Though he never set foot in this wood-beamed mansion, London is a presence from the moment a visitor enters its vestibule. A bust of the writer, sculpted by his friend Finn Frolick, is found on the mantle over a huge stone fireplace in the reception room. Filmed footage of the author is shown to visitors. In the black and white film, which was taken six days before his death, he can be seen driving a manure spreader, feeding the pigs and brushing his horse. In the bust and the film, as well as the numerous framed photos displayed, visitors can see why a reporter, in 1903, described London as "unconventional, responsive and genuine, with a warmth of hospitality which places the visitor on the immediate footing of a friend ... boyish, noble and lovable, made up of qualities that reach straight for the heart."
In the house are the first editions of London's works--more than 50 books, innumerable short stories and essays--and an assortment of letters, documents and clippings tracing his development as a writer and the struggles' to stay afloat financially. Though his writings brought as much as $50,000 annually in his peak years, he was always in debt and under enormous financial pressure since he was generous to a fault with friends, spent hugely on ranch projects, and supported his mother's and his former wife's households.
A collection of rejection notices, including London's first from the Saturday Evening Post in 1901, are on display. The note from the Post turned him down because of the magazine's policy to exclude the tragic from it pages. There is a display of mementoes and reports from London's stint as a war correspondent in Korea during the Russo-Japanese War and in Mexico with the Vera Cruz Expedition in 1914. Here also-is his well-worn Kodak camera and many of the photos he took using it. His study from the cottage is fully replicated in the museum with the low-tech writer's tools of the day--Dictaphones, diminutive typewriter, gramophone, world globe anti a pine roll-top desk. On the walls are enlarged prints of the original illustrations for some of his books, including "The Call of the Wild," "The Sea Wolf," "White Fang," and "Burning Daylight."
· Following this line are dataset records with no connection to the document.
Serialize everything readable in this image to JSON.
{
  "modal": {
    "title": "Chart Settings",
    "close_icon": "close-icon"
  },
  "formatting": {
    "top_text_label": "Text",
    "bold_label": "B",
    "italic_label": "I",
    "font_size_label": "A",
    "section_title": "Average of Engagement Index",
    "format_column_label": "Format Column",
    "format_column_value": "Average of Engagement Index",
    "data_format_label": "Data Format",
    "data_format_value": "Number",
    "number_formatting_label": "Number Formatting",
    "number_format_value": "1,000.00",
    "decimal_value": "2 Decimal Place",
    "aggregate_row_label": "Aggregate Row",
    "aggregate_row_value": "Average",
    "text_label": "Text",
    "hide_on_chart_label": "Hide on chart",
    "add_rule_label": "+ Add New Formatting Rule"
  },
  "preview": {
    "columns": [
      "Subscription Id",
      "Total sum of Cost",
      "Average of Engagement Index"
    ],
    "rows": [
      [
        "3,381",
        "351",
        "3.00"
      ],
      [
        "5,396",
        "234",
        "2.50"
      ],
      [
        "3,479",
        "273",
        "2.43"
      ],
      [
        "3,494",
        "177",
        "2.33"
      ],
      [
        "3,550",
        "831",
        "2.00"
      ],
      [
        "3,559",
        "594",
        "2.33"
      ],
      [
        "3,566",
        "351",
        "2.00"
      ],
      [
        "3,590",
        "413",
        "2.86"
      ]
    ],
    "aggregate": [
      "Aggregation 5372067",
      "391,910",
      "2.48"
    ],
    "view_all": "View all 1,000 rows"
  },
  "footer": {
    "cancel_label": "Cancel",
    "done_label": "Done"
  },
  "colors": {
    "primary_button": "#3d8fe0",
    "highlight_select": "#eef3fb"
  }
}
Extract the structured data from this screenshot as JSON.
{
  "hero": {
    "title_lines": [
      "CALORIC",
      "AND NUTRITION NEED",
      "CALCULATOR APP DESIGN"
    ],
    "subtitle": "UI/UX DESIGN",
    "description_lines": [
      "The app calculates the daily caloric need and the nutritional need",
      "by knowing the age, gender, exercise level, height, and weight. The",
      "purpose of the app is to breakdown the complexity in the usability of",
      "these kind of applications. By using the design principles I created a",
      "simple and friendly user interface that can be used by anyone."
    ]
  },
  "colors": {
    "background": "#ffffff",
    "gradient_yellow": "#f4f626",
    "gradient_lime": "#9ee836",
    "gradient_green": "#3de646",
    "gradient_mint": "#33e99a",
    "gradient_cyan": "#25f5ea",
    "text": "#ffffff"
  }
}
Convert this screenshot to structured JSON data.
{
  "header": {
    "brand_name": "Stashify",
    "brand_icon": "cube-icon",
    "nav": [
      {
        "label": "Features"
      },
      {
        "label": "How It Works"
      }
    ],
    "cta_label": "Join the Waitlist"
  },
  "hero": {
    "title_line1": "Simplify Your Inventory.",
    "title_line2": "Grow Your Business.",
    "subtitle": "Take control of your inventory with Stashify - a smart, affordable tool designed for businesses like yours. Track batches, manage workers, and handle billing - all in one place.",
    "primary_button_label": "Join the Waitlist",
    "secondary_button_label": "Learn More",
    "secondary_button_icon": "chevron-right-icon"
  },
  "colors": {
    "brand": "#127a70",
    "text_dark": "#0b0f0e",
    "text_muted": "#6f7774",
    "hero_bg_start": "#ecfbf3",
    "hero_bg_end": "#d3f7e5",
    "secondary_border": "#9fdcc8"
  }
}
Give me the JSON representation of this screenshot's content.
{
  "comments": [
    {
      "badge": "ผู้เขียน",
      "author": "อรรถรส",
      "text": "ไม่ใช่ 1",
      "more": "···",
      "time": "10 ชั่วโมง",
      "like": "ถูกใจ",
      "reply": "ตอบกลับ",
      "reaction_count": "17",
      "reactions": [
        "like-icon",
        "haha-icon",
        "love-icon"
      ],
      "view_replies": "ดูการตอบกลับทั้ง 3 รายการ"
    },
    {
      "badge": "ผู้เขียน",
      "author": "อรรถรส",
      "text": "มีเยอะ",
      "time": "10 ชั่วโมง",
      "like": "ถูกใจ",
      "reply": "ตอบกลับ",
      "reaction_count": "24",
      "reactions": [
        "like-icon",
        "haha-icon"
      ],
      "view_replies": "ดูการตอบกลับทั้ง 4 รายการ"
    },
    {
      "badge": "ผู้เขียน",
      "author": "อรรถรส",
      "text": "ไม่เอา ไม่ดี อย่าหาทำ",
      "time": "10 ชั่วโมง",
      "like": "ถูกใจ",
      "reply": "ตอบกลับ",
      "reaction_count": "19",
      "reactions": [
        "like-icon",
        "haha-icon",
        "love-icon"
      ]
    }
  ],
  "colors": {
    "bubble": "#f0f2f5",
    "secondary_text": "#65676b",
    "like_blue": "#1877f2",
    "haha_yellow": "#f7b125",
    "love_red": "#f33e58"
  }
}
Religiously producing a minimum of 1,000 words each day, London often stayed at his typewriter for 19 hours with few breaks, getting along on five hours sleep a night.
If the House of Happy Walls preserves, the life force of London, the massive skeleton of Wolf House half a mile away, stands as a monument to shattered dreams. The ultimate writer's castle, the house was built of lava stone, unpeeled redwood logs and Spanish tile.
"My house will be standing, act of God permitting, for a thousand years," London wrote.
It had 26 rooms, an interior courtyard with a reflection pool, a fireproof vault for manuscripts and a space designated as a sleeping tower for the author.
Shortly before they were to move in, the house was destroyed by fire.
London spoke only twice as he watched the building burn: "I would rather be the man whose house was burned than the one who burned it." Then, "Tomorrow we will rebuild." But he never did.
Today the ruins of Wolf House stand, smoke-blackened with towering chimneys jutting into the sky and heavy stone walls braced with steel. Nearby is the fenced grave site where London's ashes, according to his wish, were buried beneath "a boulder from the ruins of the Big House." This tombstone, described by London's friend George Sterling, is "a great block of red lava long pitted by time and enriched by the moss of uncounted years."
RELATED ARTICLE: A plaque at Beauty Ranch reads:
Jack London Ranch
Jack London, noted writer, traveler and lecturer, occuiped these premises from 1905 to 1916. Born San Francisco, January 12, 1876 Died here November 22, 1916.
"The Valley of the Moon" One of his best known books is descriptive of this valley Tablet erected by the Historic Landmarks Committee
Native Sons of the Golden West June 1948
For more information, write Jack London State Historic Park, 2400 London Ranch Road, Glen Ellen, CA 95442, or call 1 (707) 938-5216.